TASK REQUIREMENTS: From the entries below, list each line with "JSON".

══ LISTED RECORDS ══

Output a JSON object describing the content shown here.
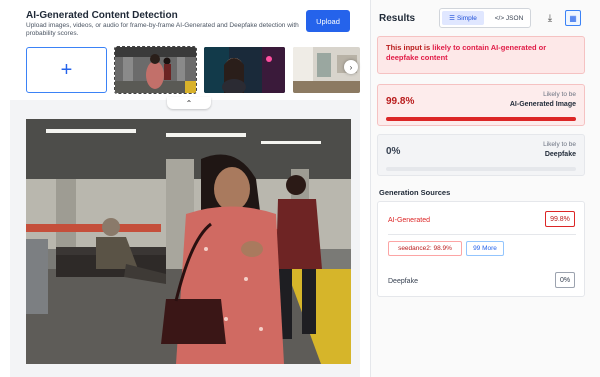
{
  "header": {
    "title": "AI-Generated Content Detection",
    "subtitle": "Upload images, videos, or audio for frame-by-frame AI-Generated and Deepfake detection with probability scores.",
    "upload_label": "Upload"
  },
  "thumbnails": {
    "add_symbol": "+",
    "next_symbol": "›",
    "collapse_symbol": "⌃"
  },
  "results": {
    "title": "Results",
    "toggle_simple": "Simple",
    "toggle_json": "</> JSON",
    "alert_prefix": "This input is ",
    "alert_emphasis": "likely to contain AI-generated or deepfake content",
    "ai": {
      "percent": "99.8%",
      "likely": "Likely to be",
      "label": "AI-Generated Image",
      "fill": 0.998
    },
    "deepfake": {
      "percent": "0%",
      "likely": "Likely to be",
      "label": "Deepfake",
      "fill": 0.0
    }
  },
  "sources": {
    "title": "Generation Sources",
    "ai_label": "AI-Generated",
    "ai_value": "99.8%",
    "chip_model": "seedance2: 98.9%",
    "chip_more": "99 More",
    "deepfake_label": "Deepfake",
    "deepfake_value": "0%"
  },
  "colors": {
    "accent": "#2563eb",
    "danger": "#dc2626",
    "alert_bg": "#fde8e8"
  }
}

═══

SOLVED PROBLEM:
Output a JSON object describing the content shown here.
    "toggle_json": "</> JSON",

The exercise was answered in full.